Each record below is to be reproduced without any change.

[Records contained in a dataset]
┌────────

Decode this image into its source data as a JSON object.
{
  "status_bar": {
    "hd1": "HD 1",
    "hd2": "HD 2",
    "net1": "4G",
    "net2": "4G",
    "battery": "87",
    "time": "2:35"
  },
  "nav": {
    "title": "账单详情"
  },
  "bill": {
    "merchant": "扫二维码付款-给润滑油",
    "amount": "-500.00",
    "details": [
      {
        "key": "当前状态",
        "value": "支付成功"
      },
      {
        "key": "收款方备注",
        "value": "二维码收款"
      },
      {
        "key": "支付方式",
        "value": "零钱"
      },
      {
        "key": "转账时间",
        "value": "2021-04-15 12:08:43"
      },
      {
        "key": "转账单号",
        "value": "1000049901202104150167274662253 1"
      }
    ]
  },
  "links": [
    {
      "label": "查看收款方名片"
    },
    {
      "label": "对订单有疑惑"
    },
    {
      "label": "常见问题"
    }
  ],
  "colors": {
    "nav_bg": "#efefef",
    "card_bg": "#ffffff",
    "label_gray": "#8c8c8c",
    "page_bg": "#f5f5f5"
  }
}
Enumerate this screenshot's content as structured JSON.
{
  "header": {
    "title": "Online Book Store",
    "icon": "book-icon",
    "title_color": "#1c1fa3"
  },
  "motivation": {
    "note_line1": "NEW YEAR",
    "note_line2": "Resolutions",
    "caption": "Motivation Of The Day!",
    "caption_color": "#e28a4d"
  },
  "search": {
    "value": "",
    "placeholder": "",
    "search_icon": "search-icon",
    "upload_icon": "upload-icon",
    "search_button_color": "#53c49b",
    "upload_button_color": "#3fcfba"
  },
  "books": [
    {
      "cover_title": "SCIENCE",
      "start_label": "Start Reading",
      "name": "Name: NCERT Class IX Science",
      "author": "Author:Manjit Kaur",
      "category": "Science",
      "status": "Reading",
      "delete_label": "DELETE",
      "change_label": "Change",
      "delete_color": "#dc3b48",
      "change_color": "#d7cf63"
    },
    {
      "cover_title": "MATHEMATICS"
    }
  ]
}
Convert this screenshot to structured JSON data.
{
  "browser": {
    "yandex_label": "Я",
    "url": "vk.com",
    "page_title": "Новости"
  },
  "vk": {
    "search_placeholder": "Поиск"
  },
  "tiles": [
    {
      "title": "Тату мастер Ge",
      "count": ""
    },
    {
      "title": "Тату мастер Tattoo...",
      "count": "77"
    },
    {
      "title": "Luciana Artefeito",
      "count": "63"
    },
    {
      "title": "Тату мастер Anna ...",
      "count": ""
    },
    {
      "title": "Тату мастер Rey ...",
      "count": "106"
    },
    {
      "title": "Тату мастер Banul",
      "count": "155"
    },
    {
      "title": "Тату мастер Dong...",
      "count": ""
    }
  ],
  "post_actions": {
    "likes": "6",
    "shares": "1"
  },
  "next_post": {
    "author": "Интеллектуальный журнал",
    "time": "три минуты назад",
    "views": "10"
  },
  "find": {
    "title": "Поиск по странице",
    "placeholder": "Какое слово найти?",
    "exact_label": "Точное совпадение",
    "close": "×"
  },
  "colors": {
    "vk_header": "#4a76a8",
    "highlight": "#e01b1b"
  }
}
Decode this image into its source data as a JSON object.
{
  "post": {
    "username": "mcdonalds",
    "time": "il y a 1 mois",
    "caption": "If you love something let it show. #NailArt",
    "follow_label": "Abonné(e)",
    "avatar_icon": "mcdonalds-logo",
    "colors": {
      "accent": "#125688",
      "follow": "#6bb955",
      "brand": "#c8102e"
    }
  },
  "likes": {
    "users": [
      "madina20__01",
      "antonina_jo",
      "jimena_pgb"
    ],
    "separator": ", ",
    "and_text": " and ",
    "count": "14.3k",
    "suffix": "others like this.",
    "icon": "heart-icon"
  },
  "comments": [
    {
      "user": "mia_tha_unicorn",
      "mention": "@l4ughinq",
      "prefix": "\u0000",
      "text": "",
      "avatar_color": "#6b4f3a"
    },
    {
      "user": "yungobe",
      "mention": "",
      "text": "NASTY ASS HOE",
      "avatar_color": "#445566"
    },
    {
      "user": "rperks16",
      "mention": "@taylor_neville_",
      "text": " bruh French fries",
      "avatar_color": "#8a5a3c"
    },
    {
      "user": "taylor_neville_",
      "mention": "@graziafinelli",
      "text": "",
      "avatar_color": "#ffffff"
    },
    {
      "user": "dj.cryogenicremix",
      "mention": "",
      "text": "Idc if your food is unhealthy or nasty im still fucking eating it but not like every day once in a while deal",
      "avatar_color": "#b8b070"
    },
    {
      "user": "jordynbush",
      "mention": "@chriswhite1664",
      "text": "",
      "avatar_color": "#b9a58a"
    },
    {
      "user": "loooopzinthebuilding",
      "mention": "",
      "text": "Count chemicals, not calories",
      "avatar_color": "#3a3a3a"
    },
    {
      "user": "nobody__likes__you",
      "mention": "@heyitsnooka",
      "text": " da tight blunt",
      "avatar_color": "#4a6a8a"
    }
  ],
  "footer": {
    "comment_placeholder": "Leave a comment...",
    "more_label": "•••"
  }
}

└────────

### Answer to this exercise
Decode this image into its source data as a JSON object.
{
  "status_bar": {
    "hd1": "HD 1",
    "hd2": "HD 2",
    "net1": "4G",
    "net2": "4G",
    "battery": "87",
    "time": "2:35"
  },
  "nav": {
    "title": "账单详情"
  },
  "bill": {
    "merchant": "扫二维码付款-给润滑油",
    "amount": "-500.00",
    "details": [
      {
        "key": "当前状态",
        "value": "支付成功"
      },
      {
        "key": "收款方备注",
        "value": "二维码收款"
      },
      {
        "key": "支付方式",
        "value": "零钱"
      },
      {
        "key": "转账时间",
        "value": "2021-04-15 12:08:43"
      },
      {
        "key": "转账单号",
        "value": "1000049901202104150167274662253 1"
      }
    ]
  },
  "links": [
    {
      "label": "查看收款方名片"
    },
    {
      "label": "对订单有疑惑"
    },
    {
      "label": "常见问题"
    }
  ],
  "colors": {
    "nav_bg": "#efefef",
    "card_bg": "#ffffff",
    "label_gray": "#8c8c8c",
    "page_bg": "#f5f5f5"
  }
}
Enumerate this screenshot's content as structured JSON.
{
  "header": {
    "title": "Online Book Store",
    "icon": "book-icon",
    "title_color": "#1c1fa3"
  },
  "motivation": {
    "note_line1": "NEW YEAR",
    "note_line2": "Resolutions",
    "caption": "Motivation Of The Day!",
    "caption_color": "#e28a4d"
  },
  "search": {
    "value": "",
    "placeholder": "",
    "search_icon": "search-icon",
    "upload_icon": "upload-icon",
    "search_button_color": "#53c49b",
    "upload_button_color": "#3fcfba"
  },
  "books": [
    {
      "cover_title": "SCIENCE",
      "start_label": "Start Reading",
      "name": "Name: NCERT Class IX Science",
      "author": "Author:Manjit Kaur",
      "category": "Science",
      "status": "Reading",
      "delete_label": "DELETE",
      "change_label": "Change",
      "delete_color": "#dc3b48",
      "change_color": "#d7cf63"
    },
    {
      "cover_title": "MATHEMATICS"
    }
  ]
}
Convert this screenshot to structured JSON data.
{
  "browser": {
    "yandex_label": "Я",
    "url": "vk.com",
    "page_title": "Новости"
  },
  "vk": {
    "search_placeholder": "Поиск"
  },
  "tiles": [
    {
      "title": "Тату мастер Ge",
      "count": ""
    },
    {
      "title": "Тату мастер Tattoo...",
      "count": "77"
    },
    {
      "title": "Luciana Artefeito",
      "count": "63"
    },
    {
      "title": "Тату мастер Anna ...",
      "count": ""
    },
    {
      "title": "Тату мастер Rey ...",
      "count": "106"
    },
    {
      "title": "Тату мастер Banul",
      "count": "155"
    },
    {
      "title": "Тату мастер Dong...",
      "count": ""
    }
  ],
  "post_actions": {
    "likes": "6",
    "shares": "1"
  },
  "next_post": {
    "author": "Интеллектуальный журнал",
    "time": "три минуты назад",
    "views": "10"
  },
  "find": {
    "title": "Поиск по странице",
    "placeholder": "Какое слово найти?",
    "exact_label": "Точное совпадение",
    "close": "×"
  },
  "colors": {
    "vk_header": "#4a76a8",
    "highlight": "#e01b1b"
  }
}
Decode this image into its source data as a JSON object.
{
  "post": {
    "username": "mcdonalds",
    "time": "il y a 1 mois",
    "caption": "If you love something let it show. #NailArt",
    "follow_label": "Abonné(e)",
    "avatar_icon": "mcdonalds-logo",
    "colors": {
      "accent": "#125688",
      "follow": "#6bb955",
      "brand": "#c8102e"
    }
  },
  "likes": {
    "users": [
      "madina20__01",
      "antonina_jo",
      "jimena_pgb"
    ],
    "separator": ", ",
    "and_text": " and ",
    "count": "14.3k",
    "suffix": "others like this.",
    "icon": "heart-icon"
  },
  "comments": [
    {
      "user": "mia_tha_unicorn",
      "mention": "@l4ughinq",
      "prefix": "\u0000",
      "text": "",
      "avatar_color": "#6b4f3a"
    },
    {
      "user": "yungobe",
      "mention": "",
      "text": "NASTY ASS HOE",
      "avatar_color": "#445566"
    },
    {
      "user": "rperks16",
      "mention": "@taylor_neville_",
      "text": " bruh French fries",
      "avatar_color": "#8a5a3c"
    },
    {
      "user": "taylor_neville_",
      "mention": "@graziafinelli",
      "text": "",
      "avatar_color": "#ffffff"
    },
    {
      "user": "dj.cryogenicremix",
      "mention": "",
      "text": "Idc if your food is unhealthy or nasty im still fucking eating it but not like every day once in a while deal",
      "avatar_color": "#b8b070"
    },
    {
      "user": "jordynbush",
      "mention": "@chriswhite1664",
      "text": "",
      "avatar_color": "#b9a58a"
    },
    {
      "user": "loooopzinthebuilding",
      "mention": "",
      "text": "Count chemicals, not calories",
      "avatar_color": "#3a3a3a"
    },
    {
      "user": "nobody__likes__you",
      "mention": "@heyitsnooka",
      "text": " da tight blunt",
      "avatar_color": "#4a6a8a"
    }
  ],
  "footer": {
    "comment_placeholder": "Leave a comment...",
    "more_label": "•••"
  }
}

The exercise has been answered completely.